There’s a lot more going on here, but I’m going to keep this review spoiler free so I won’t go into any specifics. The overall story doesn’t have a galaxy sweeping impact like some other Star Wars novels do. Instead it’s a far more intimate story, where the stakes are more personal than anything.
While some may baulk at this idea, personally, I love seeing “smaller” stories told in the galaxy far, far away. Not every adventure needs to have galaxy spanning consequences; it’s a big universe after all. That said, we still get mentions of the current state of the galaxy as the First Order exerts more control following the events of The Last Jedi, as well as the Resistance on Batuu.
Characters and Pacing
The events of the story take place all over the course of a single day, which makes it a fairly quick read and keeps the action moving along. This speedy pacing is one of the book’s strongest points, managing to hook you in quickly and keep you flipping pages until you reach the end.
The chapters are never terribly long, and manage to end at natural breaking points. This makes it feel like you’ve barely begun reading, while deceptively pulling you along for long chunks of time. The format of this pacing makes it super easy to take a break when you need to and come back to the story without feeling lost.
Part of what makes Crash of Fate’s story feel so quick (beyond the setting and format) is the almost instant attachment to the characters. Izzy and Jules make for a fun duo to follow, whether they’re together or apart, and their different approaches to problems makes for some fun moments. They’re each charming in their own way, while still presenting realistic flaws that make them easily relatable.
The best comparison I can make is that reading Crash of Fate felt like watching a Hallmark Channel movie. I know, I know, depending on your perspective that may not sound like a good thing. For me, however, it’s good and apt. It’s a love story, after all, and like many of those sappy Hallmark films it follows a fairly predictable story path: two people thrust together unexpectedly must solve a common problem and end up having feelings for one another.
There’s plenty of cliches and deus ex machina to go around (though that’s not uncommon thing in ANY Star Wars story). And yet, that’s a big part of the book’s charm, and plays into one of the novel’s central themes. Like those Hallmark movies, you may know the kind of ending you’ll get, but the journey is still fun, heartwarming, and likely to leave a big smile on your face.
The Tie-In Factor
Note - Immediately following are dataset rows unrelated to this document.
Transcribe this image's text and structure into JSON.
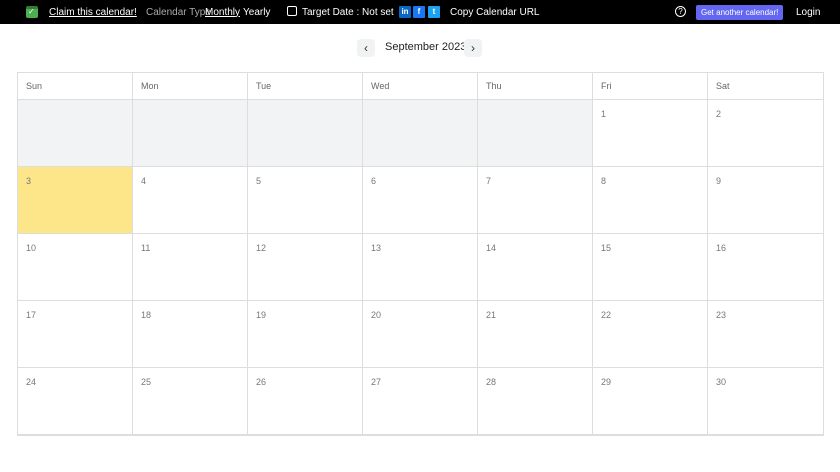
{
  "topbar": {
    "claim": "Claim this calendar!",
    "calendar_type_label": "Calendar Type",
    "monthly": "Monthly",
    "yearly": "Yearly",
    "target_date": "Target Date : Not set",
    "linkedin": "in",
    "facebook": "f",
    "twitter": "t",
    "copy_url": "Copy Calendar URL",
    "help": "?",
    "get_another": "Get another calendar!",
    "login": "Login"
  },
  "calendar": {
    "month_label": "September 2023",
    "prev": "‹",
    "next": "›",
    "weekdays": [
      "Sun",
      "Mon",
      "Tue",
      "Wed",
      "Thu",
      "Fri",
      "Sat"
    ],
    "leading_empty": 5,
    "days": 30,
    "today": 3
  },
  "colors": {
    "accent": "#6366f1",
    "today": "#fde68a"
  }
}
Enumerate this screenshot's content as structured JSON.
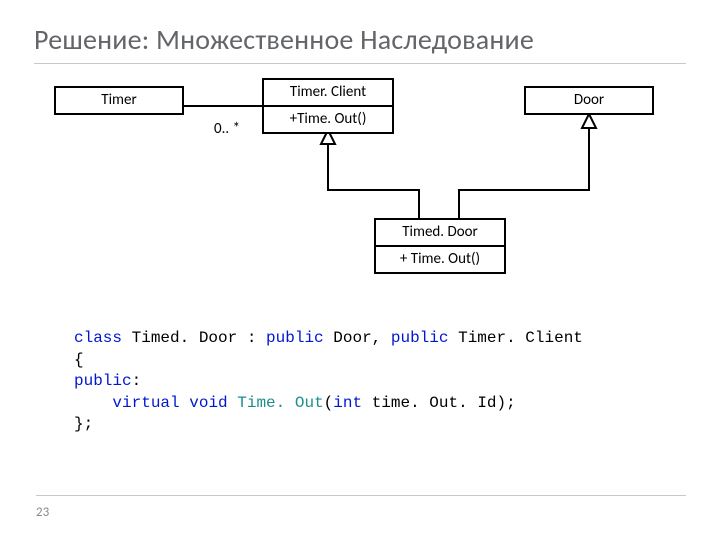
{
  "title": "Решение: Множественное Наследование",
  "page_number": "23",
  "diagram": {
    "timer": {
      "name": "Timer"
    },
    "timer_client": {
      "name": "Timer. Client",
      "op": "+Time. Out()"
    },
    "door": {
      "name": "Door"
    },
    "timed_door": {
      "name": "Timed. Door",
      "op": "+ Time. Out()"
    },
    "multiplicity": "0.. *"
  },
  "code": {
    "l1_kw1": "class",
    "l1_name": " Timed. Door : ",
    "l1_kw2": "public",
    "l1_base1": " Door, ",
    "l1_kw3": "public",
    "l1_base2": " Timer. Client",
    "l2_open": "{",
    "l3_kwpub": "public",
    "l3_colon": ":",
    "l4_indent": "    ",
    "l4_kw1": "virtual",
    "l4_sp1": " ",
    "l4_kw2": "void",
    "l4_sp2": " ",
    "l4_fn": "Time. Out",
    "l4_paren": "(",
    "l4_kw3": "int",
    "l4_arg": " time. Out. Id);",
    "l5_close": "};"
  }
}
Ostensibly, Crash of Fate is a novel that ties into the recently opened Disney Park, Galaxy’s Edge. It doesn’t come off as heavy-handed, however, and merely uses the setting of the Outpost/world as a setting for the story being told. Sprinkled throughout are some characters and locations visitors to Galaxy’s Edge can encounter, but they aren’t intrusive on the story.
Rather they provide a nice “slice of life” look at the inhabitants of Batuu while this other story plays out. Undoubtedly, those who’ve attended the park and then read the book, or vice versa, will get a kick out of other Easter eggs. If you’re unable to head to the new theme park, however, there’s still plenty to enjoy about Crash of Fate. You won’t be left in the dark on certain things and it’s entirely self-contained.
A Crash of Fate may not feature a story that will drastically alter the Star Wars landscape, but it’s smaller scale love story still makes a strong connection. The writing is tight and engaging, making the pages turn almost of their own accord as you’re reading. The more personal stakes make it easier to invest in the characters and I found myself wanting to know what other adventures they’re getting up to.
I had a lot of fun with it and seeing the world of Batuu through their eyes. If you’re looking for a fun story set in the Star Wars universe, definitely pick this one up.